WORK REQUEST: Below are the records; count the lines that include the string "dropdown" and give only that number.

DATA SHOWN:
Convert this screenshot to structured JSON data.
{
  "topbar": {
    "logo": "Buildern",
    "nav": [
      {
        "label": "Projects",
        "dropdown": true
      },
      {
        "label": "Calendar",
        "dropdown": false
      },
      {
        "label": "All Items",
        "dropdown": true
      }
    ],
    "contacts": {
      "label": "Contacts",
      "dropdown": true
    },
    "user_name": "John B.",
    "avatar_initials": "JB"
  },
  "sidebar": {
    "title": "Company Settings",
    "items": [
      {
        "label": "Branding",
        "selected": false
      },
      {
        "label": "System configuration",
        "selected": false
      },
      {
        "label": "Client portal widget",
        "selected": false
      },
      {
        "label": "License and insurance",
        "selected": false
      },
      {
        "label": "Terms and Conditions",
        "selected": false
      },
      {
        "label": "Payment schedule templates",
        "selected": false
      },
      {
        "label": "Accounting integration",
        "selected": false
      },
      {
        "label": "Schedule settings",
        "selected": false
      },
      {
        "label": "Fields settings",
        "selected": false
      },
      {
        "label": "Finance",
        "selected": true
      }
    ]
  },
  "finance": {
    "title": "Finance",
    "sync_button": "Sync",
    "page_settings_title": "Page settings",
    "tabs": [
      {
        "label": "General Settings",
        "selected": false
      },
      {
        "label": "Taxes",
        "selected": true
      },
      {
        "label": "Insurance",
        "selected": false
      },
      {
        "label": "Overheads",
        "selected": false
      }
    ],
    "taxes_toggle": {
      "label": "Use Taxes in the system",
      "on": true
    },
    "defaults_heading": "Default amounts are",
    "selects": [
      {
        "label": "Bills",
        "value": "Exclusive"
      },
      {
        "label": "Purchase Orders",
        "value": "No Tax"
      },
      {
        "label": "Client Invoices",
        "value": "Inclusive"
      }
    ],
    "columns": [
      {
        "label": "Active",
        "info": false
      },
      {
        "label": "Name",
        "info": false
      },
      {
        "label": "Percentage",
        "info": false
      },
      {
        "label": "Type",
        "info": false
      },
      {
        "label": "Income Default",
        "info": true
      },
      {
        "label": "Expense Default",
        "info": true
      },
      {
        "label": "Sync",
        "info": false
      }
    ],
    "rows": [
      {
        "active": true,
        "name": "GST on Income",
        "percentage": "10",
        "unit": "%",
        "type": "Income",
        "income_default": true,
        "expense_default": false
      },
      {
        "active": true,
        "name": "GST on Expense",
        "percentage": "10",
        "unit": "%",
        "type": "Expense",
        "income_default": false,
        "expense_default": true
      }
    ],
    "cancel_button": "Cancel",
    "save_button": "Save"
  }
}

ANSWER FOR THIS EXERCISE: 4